We focus on how accounts (and smart contract state) is stored in Ethereum’s database. and the structure of transactions to update this database.
Disclaimer: We avoid the nitty gritty of the exact implementation as it will confuse a new reader.
There are two account types in Ethereum:
Let’s consider a simple example.
Can you label the following addresses as ‘EOA’ or ‘Smart contract account’?
0x7be8076f4ea4a4ad08075c2508e481d6c946d12b 0x611a4253f5d5742040f3ff72b308f7d2406ecad2 0xdac17f958d2ee523a2206206994597c13d831ec7 0x6e9723433ea94d0f6fb0e3a31a5e7f3f733d4b7d
The answer should be, no.
Without looking up the database, it should be impossible to distinguish the account types.
The Ethereum database is implemented as an account-based model. Put another way, the database entry for an account can be updated over time. For example, sending a payment from Alice to Bob will update both database entries (i.e., decrement Alice’s balance and increment Bob’s balance).
Figure 1 provides an example of the Ethereum database:
Database entries may not be deleted. If an externally owned account has spent all its ether, the nonce value must persist to prevent future replay attacks (just in case it later receives more ether). This is bad as a user can pay a single fee and a node has to keep the data around forever (and the problem is exacerbated with smart contracts).
Optimistically clean up the database. The Ethereum Virtual Machine has a self-destruct function to allow a smart contract to delete its own state and code from the database. To reward good behaviour, it offered developers a gas refund in the same transaction. Unfortunately, it will always be remembered as an example of misaligned financial incentives where the benefit appears obviously good at first, but it is later leveraged to attack the system. In this case, the gas refund was used to mint gas tokens when fees were low and then spent when fees were high to bypass the block’s gas limit.
Figure 2 provides an example of an Ethereum Transaction. Let’s walk through each field one by one:
Based on the above fields, there are three types of transactions:
The transaction format is designed to interact with a stateful database. A user can specify the contract address, function signature, function arguments and the total execution they are willing to pay for on the network. This computational model brings up some novel concepts:
Metering computation (gas). Ethereum has a concept called gas which provides a standard way for nodes on the network to meter computation. It associates a gas cost with every operation code (opcode) in the virtual machine. For example, adding two numbers will cost 3 gas and storing a value in the database is 20k gas. Standardising the gas cost of computation is a non-trivial problem as witnessed by spam attacks in 2016-17 due to mispriced gas for some opcodes.
Limiting a transaction’s computation. There are two reasons to limit the computation within a single transaction:
In both cases, the solution adopted by the community is to place an artificial limit on the computational capacity and transaction throughput of the network. The vision is to create a marketplace for blockspace and it is achieved in two ways:

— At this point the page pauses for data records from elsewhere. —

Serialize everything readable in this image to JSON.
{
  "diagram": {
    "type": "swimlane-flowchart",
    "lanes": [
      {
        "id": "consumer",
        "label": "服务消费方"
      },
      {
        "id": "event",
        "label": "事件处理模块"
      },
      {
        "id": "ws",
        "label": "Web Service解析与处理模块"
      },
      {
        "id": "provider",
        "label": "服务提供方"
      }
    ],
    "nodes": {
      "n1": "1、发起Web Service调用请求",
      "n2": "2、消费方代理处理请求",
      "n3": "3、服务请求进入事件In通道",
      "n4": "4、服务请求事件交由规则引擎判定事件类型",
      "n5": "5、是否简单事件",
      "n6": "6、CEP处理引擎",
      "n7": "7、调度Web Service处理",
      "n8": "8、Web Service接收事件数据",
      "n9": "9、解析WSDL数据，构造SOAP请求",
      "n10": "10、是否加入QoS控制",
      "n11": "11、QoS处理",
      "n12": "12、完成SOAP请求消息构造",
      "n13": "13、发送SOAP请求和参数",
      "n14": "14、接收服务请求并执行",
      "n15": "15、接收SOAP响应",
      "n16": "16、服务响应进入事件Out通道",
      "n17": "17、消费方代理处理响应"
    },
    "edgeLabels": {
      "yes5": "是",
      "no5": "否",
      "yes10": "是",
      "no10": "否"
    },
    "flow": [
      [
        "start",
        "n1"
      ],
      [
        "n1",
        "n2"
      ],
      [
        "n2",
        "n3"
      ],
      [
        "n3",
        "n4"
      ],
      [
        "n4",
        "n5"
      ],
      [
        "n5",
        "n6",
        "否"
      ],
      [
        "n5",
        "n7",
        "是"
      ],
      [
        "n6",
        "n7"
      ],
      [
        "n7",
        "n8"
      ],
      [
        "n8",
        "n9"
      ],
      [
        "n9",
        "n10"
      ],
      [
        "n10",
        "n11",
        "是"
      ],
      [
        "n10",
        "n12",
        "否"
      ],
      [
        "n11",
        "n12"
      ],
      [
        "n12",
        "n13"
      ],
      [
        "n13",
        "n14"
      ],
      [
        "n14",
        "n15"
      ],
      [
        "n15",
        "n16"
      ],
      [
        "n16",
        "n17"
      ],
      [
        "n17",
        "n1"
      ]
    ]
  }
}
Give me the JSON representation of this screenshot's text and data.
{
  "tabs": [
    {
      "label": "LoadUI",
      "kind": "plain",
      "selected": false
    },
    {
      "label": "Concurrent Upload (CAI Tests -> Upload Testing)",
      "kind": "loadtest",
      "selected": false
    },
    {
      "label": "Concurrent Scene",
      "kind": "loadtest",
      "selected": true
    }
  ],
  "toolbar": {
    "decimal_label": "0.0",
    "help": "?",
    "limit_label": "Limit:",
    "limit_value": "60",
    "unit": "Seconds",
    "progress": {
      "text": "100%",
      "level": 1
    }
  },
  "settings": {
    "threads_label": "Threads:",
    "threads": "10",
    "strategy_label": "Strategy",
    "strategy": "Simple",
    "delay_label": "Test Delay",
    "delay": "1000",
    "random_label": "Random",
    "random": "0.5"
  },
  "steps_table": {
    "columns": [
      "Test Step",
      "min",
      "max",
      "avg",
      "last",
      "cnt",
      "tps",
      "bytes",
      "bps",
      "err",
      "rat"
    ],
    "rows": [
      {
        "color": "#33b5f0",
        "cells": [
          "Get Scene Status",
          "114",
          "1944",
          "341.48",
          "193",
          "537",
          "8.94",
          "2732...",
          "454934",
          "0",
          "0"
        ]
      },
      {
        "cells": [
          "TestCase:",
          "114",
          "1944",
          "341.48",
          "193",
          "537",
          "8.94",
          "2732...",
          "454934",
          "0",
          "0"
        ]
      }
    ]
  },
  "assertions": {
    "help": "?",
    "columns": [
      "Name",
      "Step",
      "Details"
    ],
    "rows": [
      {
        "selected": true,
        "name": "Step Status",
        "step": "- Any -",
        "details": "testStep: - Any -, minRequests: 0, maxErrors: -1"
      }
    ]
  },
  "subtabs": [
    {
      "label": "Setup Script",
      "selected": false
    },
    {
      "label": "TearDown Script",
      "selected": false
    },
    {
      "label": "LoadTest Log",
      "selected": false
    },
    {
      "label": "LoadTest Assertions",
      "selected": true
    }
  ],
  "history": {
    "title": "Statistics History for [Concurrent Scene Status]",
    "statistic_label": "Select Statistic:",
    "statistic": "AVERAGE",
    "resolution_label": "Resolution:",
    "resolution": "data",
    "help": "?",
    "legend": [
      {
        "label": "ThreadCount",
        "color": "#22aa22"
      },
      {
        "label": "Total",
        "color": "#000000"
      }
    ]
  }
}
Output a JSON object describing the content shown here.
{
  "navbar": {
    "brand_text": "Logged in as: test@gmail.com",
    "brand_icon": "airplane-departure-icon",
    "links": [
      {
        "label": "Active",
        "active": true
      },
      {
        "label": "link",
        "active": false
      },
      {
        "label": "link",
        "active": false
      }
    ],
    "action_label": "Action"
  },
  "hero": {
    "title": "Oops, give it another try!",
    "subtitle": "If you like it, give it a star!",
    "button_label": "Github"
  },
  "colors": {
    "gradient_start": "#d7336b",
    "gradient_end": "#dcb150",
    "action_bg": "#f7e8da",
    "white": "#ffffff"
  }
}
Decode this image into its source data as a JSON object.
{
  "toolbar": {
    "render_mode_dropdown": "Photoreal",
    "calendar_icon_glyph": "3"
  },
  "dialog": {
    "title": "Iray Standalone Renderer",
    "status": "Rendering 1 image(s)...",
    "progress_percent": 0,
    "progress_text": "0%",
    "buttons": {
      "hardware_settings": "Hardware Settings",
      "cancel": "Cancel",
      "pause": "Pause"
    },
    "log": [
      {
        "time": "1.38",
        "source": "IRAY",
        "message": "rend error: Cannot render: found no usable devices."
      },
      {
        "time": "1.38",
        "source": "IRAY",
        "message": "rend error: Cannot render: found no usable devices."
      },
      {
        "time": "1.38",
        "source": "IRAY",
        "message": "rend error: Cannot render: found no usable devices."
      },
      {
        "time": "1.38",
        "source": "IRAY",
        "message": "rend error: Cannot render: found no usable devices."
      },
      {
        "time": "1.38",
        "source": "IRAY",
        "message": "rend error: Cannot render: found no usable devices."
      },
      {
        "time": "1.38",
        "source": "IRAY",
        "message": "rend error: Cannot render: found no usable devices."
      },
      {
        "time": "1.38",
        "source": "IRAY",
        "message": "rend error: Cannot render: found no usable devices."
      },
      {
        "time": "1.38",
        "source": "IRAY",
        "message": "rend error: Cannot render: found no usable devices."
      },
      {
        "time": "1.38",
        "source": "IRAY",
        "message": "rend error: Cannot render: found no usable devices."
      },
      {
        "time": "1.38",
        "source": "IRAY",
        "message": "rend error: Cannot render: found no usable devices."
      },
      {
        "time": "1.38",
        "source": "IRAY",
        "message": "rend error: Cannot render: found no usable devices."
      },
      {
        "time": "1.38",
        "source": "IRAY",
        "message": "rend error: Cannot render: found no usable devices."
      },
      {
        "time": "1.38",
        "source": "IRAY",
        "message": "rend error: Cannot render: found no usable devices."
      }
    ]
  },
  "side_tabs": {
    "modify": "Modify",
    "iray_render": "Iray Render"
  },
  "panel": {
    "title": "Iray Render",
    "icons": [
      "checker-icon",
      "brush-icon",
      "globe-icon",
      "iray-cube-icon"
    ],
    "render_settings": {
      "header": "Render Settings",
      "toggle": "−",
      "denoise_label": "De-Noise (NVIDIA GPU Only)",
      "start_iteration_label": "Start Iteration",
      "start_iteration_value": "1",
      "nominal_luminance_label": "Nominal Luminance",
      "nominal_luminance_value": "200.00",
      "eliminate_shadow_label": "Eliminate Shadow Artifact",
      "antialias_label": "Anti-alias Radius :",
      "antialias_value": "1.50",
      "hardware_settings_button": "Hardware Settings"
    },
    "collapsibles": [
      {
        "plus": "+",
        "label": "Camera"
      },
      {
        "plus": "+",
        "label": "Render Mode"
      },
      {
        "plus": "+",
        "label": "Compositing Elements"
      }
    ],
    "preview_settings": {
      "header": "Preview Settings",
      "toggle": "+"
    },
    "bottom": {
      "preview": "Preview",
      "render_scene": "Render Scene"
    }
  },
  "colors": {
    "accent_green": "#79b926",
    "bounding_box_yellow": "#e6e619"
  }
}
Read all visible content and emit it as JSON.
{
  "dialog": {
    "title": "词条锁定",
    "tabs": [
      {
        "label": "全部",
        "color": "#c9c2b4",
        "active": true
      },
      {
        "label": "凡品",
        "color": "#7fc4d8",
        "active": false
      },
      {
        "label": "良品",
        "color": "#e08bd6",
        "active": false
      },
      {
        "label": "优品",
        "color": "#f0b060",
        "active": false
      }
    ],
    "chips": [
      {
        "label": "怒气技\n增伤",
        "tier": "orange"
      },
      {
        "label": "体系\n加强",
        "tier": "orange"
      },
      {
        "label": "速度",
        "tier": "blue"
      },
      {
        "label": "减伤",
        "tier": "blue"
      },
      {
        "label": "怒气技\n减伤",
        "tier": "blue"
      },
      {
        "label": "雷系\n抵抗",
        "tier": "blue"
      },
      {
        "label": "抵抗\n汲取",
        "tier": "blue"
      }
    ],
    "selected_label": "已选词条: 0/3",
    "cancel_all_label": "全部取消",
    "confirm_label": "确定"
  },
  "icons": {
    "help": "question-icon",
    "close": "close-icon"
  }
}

Together, a user should only propose a transaction if there is a financial or meaningful reason to do so. It also creates a floor price for an attacker to hog all resources on the network. In the early days, an attacker could hog all resources on Ethereum for a few thousand dollars. Today, especially thanks to EIP-1559, the financial cost is potentially millions of dollars for an impactful short-term congestion attack.
A node will perform the following actions when executing a transaction in a block:
User.balance > tx.gasLimit * effectiveGasPrice.
Failed transactions are a necessary evil on Ethereum. The goal is to prevent a denial of service attack on nodes of the network by requiring all execution to be paid for. After all, nodes on the peer-to-peer network have to replicate the execution in full before deciding whether it is successful or a failure.
Horrendous user experience. No one wants to pay hundreds of dollars on a failed execution. It feels as awful as it sounds!
A transaction receipt is produced after the execution is executed and a list of its fields are provided in Figure 4. While a transaction receipt is not explicitly stored in the database, there is a commitment to all receipts in the block header. This allows a light client to verify a transaction receipt was indeed produced in a block before accepting its content.
Typical usage of a receipt includes:
We will cover this in more detail in a future article! If you want a teaser, you can check out the bitcoin article for how a script executes. Replicating the animation here … is impossible :)
But let’s finish with one final key insight:
Deterministic, but unpredictable execution: The transaction commits to what should be executed and the execution is deterministic, but what is eventually executed is not always predictable at the time of signing. This may sound very strange at first, but we find out the consequences in the building and breaking smart contract material.